* [Requirement]
Check every line below for the word "number" and copy the ones that have it.

* [Source data]

▬▬▬▬▬▬

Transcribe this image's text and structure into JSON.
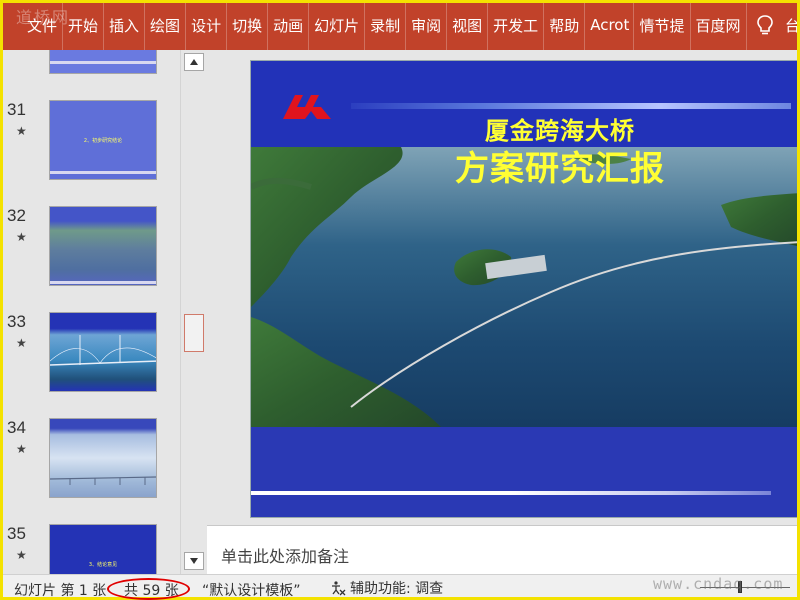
{
  "watermark_top": "道桥网",
  "watermark_bottom": "www.cndaq.com",
  "ribbon": {
    "tabs": [
      {
        "label": "文件"
      },
      {
        "label": "开始"
      },
      {
        "label": "插入"
      },
      {
        "label": "绘图"
      },
      {
        "label": "设计"
      },
      {
        "label": "切换"
      },
      {
        "label": "动画"
      },
      {
        "label": "幻灯片"
      },
      {
        "label": "录制"
      },
      {
        "label": "审阅"
      },
      {
        "label": "视图"
      },
      {
        "label": "开发工"
      },
      {
        "label": "帮助"
      },
      {
        "label": "Acrot"
      },
      {
        "label": "情节提"
      },
      {
        "label": "百度网"
      }
    ],
    "lightbulb_icon": "lightbulb-icon",
    "overflow_label": "台"
  },
  "thumbnails": [
    {
      "number": "",
      "star": "",
      "title": "",
      "style": "plain"
    },
    {
      "number": "31",
      "star": "★",
      "title": "2、初步研究结论",
      "style": "plain"
    },
    {
      "number": "32",
      "star": "★",
      "title": "",
      "style": "photo-green"
    },
    {
      "number": "33",
      "star": "★",
      "title": "",
      "style": "bridge"
    },
    {
      "number": "34",
      "star": "★",
      "title": "",
      "style": "sky"
    },
    {
      "number": "35",
      "star": "★",
      "title": "3、结论意见",
      "style": "dark"
    }
  ],
  "slide": {
    "title_line1": "厦金跨海大桥",
    "title_line2": "方案研究汇报"
  },
  "notes": {
    "placeholder": "单击此处添加备注"
  },
  "status": {
    "slide_label": "幻灯片 第 1 张",
    "total_label": "共 59 张",
    "theme_label": "“默认设计模板”",
    "accessibility_label": "辅助功能: 调查"
  },
  "colors": {
    "ribbon": "#c1422a",
    "slide_blue": "#2d3bb0",
    "title_yellow": "#ffff33",
    "highlight_red": "#e00000",
    "frame_yellow": "#f4e200"
  }
}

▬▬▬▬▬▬

* [Answer to this task]
      "number": "",
      "number": "31",
      "number": "32",
      "number": "33",
      "number": "34",
      "number": "35",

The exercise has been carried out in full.